4. I’d really rather you didn’t indulge in conduct that offends yourself, or your willing, consenting partner of legal age and mental maturity. As for anyone who might object, I think the expression is go f*** yourself, unless they find that offensive in which case they can turn off the TV for once and go for a walk for a change.
8. I’d really rather you didn’t do unto others as you would have them do unto you if you are into, um, stuff that uses a lot of leather / lubricant / lass Vegas. If the other person is into it, however (pursuant to #4), then have at it, take pictures, and for the love of mike, wear a condom! Honestly, it’s a piece of rubber. If I didn’t want it to feel good when you did it I would have added spikes, or something.
This is obviously differs from Christian morality, but that is not directly relevant. So basically the FSM calls for only willing sexual behavior and usage of contraception. As you have noted, it seems that that one’s partner should approve of it. But as noted, unless I am misinterpreting Piraticus earlier, the FSM does not care very much and is “all for flimsy moral standards. But thou shall try to remedy thy ignorance and read them. They’re actually pretty funny.” (Piraticus 4:5-6)
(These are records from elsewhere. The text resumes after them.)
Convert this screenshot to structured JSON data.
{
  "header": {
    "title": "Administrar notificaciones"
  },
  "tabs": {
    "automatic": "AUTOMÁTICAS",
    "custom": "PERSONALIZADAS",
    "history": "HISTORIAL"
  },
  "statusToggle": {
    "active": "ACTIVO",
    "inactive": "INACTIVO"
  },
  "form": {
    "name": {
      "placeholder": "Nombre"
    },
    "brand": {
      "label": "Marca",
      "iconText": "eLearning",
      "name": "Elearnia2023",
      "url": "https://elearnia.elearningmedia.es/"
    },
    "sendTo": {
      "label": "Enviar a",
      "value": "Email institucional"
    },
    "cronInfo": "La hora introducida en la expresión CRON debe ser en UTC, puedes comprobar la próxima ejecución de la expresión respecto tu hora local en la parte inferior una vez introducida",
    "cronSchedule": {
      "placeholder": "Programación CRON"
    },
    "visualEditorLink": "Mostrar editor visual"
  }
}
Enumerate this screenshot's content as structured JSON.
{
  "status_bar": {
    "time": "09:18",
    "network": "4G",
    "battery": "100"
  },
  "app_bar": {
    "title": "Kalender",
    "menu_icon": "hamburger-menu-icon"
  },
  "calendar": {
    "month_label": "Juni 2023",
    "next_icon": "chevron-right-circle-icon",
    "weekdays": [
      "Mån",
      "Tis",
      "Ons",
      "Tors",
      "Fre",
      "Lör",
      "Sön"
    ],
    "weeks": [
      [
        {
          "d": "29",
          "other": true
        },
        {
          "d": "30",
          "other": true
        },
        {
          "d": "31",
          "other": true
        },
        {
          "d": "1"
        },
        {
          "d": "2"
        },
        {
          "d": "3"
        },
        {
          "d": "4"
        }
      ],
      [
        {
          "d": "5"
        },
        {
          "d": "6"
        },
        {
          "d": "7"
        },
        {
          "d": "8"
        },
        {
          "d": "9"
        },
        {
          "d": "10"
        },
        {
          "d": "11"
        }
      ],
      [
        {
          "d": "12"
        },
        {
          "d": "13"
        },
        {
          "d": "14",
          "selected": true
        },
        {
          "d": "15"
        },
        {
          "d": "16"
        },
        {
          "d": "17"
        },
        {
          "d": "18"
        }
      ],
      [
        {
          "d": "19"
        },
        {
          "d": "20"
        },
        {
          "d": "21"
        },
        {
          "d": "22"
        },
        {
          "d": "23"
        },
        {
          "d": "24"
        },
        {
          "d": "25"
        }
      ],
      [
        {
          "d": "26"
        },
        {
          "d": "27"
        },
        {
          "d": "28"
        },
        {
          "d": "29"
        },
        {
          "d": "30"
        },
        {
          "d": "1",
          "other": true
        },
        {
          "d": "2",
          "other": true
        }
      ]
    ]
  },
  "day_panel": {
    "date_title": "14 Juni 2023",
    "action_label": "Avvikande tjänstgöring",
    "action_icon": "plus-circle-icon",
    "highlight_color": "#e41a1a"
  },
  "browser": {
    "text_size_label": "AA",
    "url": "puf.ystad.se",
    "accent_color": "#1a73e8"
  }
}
I would question, however, why it matters that one’s partner should approve. I would assume one of two things: either it the FSM condemns it or it hurts others. If the former is the case, three possibilities arise: first, things are good because the FSM says so; second, the FSM says things because they are good; or third, those things are good because they are in line with the FSM’s nature. If the first is true, then the FSM could suggest anything including rape, murder, and so forth, and it would be good. Since all these things are suggestions, we are still technically free to still do them. Alternatively, if the FSM suggests things because they are good, there must be something greater than the FSM, who is said to be “omnipotent, omniscient, benevolent, and the creator of all reality.” (Gospel of the Flying Spaghetti Monster 157-158) I believe the FSM is said to be an invisible spirit who chooses to manifest himself as spaghetti and meatballs and not actually made of these things. As for the third possibility, that goodness is the nature of the FSM, this is the Christian viewpoint, but I am doubtful that this would be true of a monster who describes himself as “all for flimsy standards.” As for the other possibility, that whatever is good is good because it does not hurt or it even helps others, what is intrinsically good about the anti-aggression principle? Some would say we cannot hurt people because we must continue of our species, but then I do not quite see what is so special about our species which makes us need to be furthered, as I have explained in depth here. If, however, one says that we are not to hurt others because the FSM has endowed us all with dignity, I have a problem with that as well, since anything he gives to us must already exist to a greater extent in him. So I hardly see how our dignity infused by a deity who is “all for flimsy moral standards” is a good reason to behave with moral rectitude.
As for my views on the Afterlife, I suppose that same argument would be efficacious on Muslims. I do not know precisely what your qualms with my arguments are, but I am again glad you enjoyed it.
Bonum Certamen Certemus
I am the Catholic of Honor